◆ GOAL OF THE EXERCISE: Give the total of lines holding the word "address" in the records below, and nothing else.

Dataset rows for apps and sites
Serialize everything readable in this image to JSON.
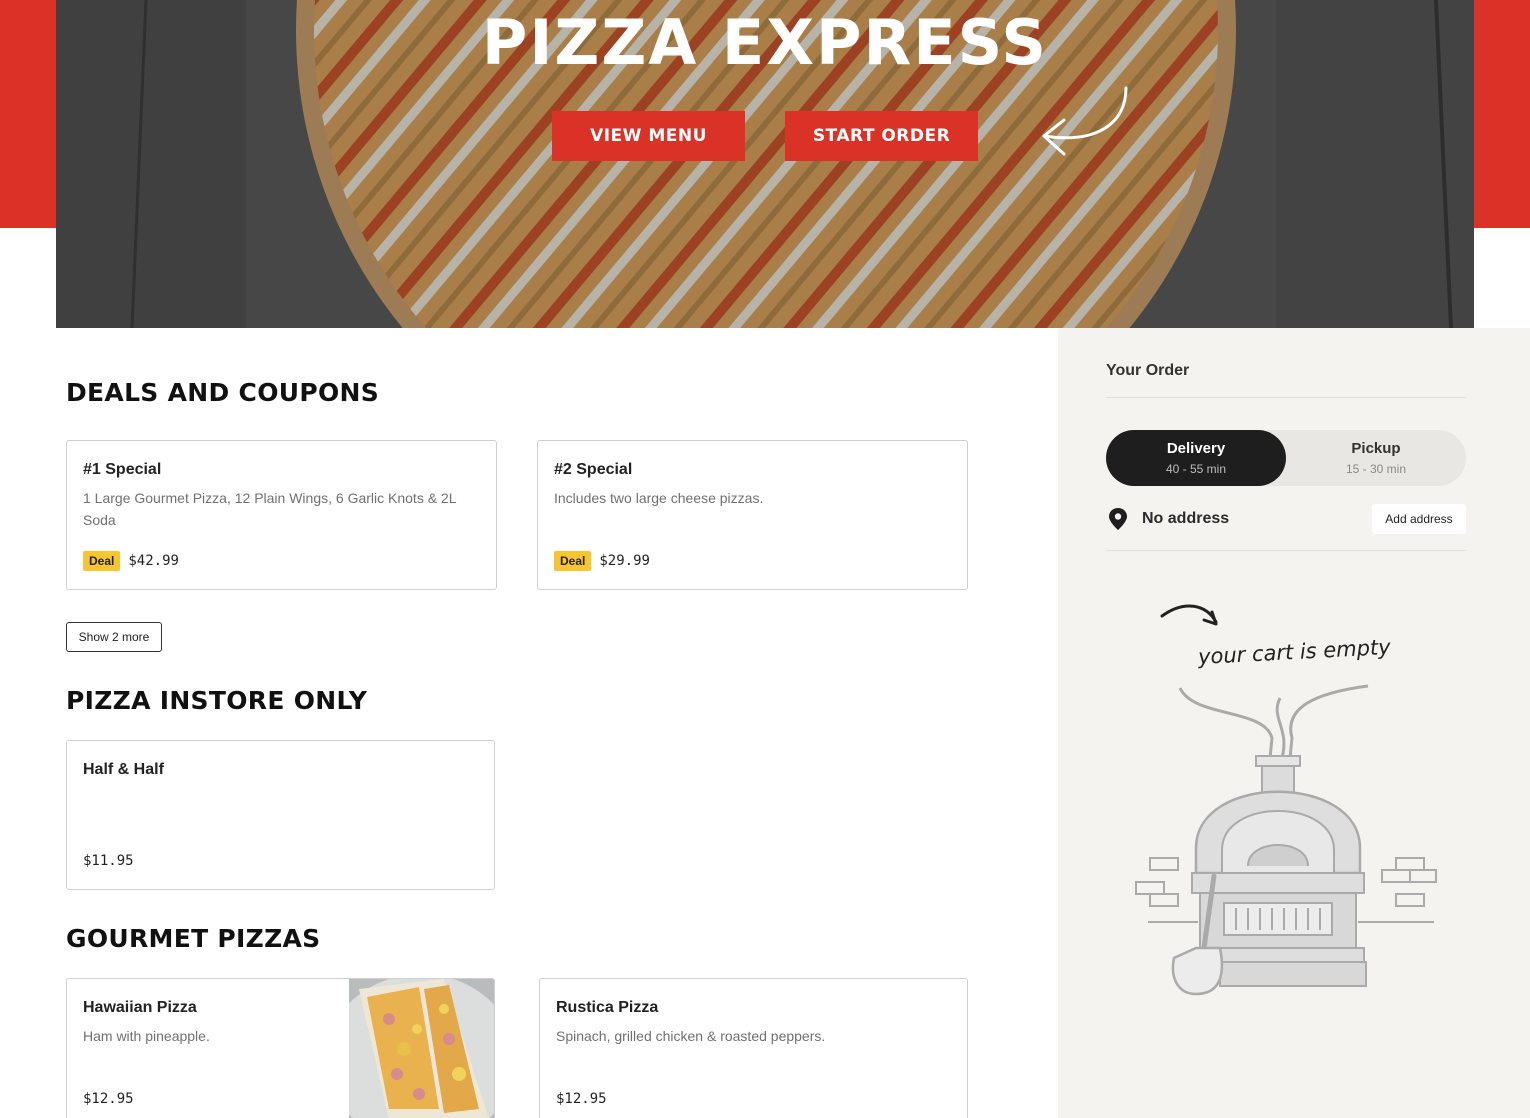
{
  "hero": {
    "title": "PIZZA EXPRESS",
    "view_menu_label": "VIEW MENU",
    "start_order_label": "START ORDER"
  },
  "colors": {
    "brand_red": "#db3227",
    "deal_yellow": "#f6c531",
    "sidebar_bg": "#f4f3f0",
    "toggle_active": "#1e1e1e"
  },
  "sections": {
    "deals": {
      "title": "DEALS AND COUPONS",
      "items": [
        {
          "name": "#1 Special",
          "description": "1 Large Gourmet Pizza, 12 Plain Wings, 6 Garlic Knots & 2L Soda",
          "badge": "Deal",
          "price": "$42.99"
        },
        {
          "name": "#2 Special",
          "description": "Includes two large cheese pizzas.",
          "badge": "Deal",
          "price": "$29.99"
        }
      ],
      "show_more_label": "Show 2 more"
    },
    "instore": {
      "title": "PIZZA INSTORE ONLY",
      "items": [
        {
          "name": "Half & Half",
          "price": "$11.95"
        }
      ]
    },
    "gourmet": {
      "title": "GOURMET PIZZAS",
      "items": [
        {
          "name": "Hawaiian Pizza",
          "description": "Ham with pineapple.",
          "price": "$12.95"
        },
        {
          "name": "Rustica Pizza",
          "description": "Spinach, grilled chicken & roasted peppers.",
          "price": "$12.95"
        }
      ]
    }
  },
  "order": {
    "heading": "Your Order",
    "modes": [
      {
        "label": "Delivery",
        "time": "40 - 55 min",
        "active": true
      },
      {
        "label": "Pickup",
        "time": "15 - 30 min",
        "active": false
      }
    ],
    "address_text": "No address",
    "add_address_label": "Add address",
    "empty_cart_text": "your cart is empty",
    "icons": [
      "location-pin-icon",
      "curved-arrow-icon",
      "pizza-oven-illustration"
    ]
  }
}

◆ TASK SOLUTION: 2